Keep admissions data secure

By Pamela Koszut

With the increased use of on-line applications for college admissions, one must worry about who will see it when personal information is submitted over the Internet. One would hope that given the prophesied commitment to keep all student data and records confidential, colleges would uphold their claims about student privacy. I was therefore unpleasantly shocked upon hearing that Princeton broke into Yale’s on-line admissions decisions.

Last Wednesday, Yale released information that Princeton University employees had gained unauthorized access to the admissions database and were able to look up admissions decision information for several students. Princeton’s associate dean and director of admissions, Stephen LeMenager, said that they did so innocently and were only checking to see if Yale’s site was secure. This seems rather suspicious given that several records were repeatedly accessed. Indeed, LeMenager himself stated that he did not know why the records were viewed more than once.

I cannot help but think how peculiar this “incident” is. It certainly raises questions about the entire application process. In order to save money on printing and ensure “efficiency” in obtaining student information in a more timely manner, more and more colleges are turning to on-line applications, which have the same application fees as the paper ones. This efficiency, however, can be quite insecure. For example, who is to stop hackers from obtaining personal financial information from the financial aid forms or even the credit card numbers used to pay the application fee?

More and more students are becoming but mere numbers and commodities—like cattle at the market that anyone can acquire with the right proposition. It seems to me that unless this situation is addressed, if one applies to a variety of schools, any one of those schools can learn the student’s fate at his or her other college choices. Indeed, almost all applications demand that their applicants list all of the schools that they are applying to. That said, since the social security number and birth-date were all that were required by Princeton to log on to a student’s area of Yale’s admissions website, anyone with that information could do the same. Scary prospect, no?

I am minimally consoled by the fact that Princeton officials could face criminal charges for their actions.
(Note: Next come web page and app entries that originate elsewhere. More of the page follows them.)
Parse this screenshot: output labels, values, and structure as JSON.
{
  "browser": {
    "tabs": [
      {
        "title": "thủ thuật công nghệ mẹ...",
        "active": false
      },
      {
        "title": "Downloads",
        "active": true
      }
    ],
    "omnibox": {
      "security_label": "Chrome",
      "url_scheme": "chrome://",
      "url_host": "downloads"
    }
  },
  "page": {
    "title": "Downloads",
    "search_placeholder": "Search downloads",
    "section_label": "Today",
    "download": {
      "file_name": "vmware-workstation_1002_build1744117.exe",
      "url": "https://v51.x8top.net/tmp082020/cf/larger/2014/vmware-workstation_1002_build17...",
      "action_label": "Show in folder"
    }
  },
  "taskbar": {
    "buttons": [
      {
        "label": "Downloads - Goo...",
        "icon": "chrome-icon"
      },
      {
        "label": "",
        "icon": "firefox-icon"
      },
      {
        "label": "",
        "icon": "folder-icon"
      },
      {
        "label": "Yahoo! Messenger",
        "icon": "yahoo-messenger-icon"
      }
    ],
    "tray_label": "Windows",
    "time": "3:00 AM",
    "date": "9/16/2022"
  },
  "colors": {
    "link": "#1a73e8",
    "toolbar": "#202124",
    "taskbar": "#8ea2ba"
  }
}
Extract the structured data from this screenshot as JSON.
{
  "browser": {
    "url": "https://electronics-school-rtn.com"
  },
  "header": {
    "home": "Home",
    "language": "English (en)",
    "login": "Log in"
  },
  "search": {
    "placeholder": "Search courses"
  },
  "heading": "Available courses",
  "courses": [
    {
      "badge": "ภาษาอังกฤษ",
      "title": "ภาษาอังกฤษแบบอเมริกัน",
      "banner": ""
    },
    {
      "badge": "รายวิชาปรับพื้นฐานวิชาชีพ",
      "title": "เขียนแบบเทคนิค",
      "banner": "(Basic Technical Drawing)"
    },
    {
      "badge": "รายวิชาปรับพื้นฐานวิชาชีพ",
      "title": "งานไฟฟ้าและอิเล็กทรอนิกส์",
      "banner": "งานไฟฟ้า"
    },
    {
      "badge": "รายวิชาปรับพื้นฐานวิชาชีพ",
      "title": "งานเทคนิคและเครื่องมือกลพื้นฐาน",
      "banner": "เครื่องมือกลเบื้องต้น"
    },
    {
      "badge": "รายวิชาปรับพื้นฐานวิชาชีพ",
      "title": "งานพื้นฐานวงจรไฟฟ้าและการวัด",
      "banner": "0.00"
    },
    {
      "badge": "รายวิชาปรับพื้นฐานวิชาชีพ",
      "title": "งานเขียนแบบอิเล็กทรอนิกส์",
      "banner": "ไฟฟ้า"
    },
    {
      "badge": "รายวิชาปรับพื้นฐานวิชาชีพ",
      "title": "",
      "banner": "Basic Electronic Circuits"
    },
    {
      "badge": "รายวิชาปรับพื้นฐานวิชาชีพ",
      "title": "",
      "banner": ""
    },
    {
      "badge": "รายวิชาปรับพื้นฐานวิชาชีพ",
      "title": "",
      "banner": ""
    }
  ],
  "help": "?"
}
It is true that the admissions officials who accessed the students’ information are responsible for their own activities and will inevitably be punished. However, I believe that they represent Princeton. Admissions officers work to “sell” the school by portraying it in the fairest and most appealing light to prospective students. That said, Princeton cannot simply pass the blame from itself as an institution onto its workers. Workers make up the university in the same sense that the students do.

All students, including those here at Chicago, have the right under the Family Educational Rights Privacy Act, also known as the Buckley Amendment, to have their personal information safeguarded by the institution(s) they entrust it to. Princeton’s breach of this law indeed seems to me to be a legal infraction.

Putting aside all of the legal repercussions, I firmly believe that accessing the private information of anyone speaks to a breach of moral and ethical conduct. If one is to believe LeMenager, then anyone, students, family, counselors, namely all who have access to social security numbers and birth-dates, can learn of one’s collegiate fate.

Chicago’s on-line application process seems to be somewhat different in that we utilize a university-created username and password to first login. After doing so, students can choose their own login information to protect their security. To be sure, this system seems to be more efficient and safe than that of Yale or any other mere birth-date and social security number login information sites.

Perhaps the applicants to Chicago can sleep somewhat soundly knowing that Princeton will not gain their personal information.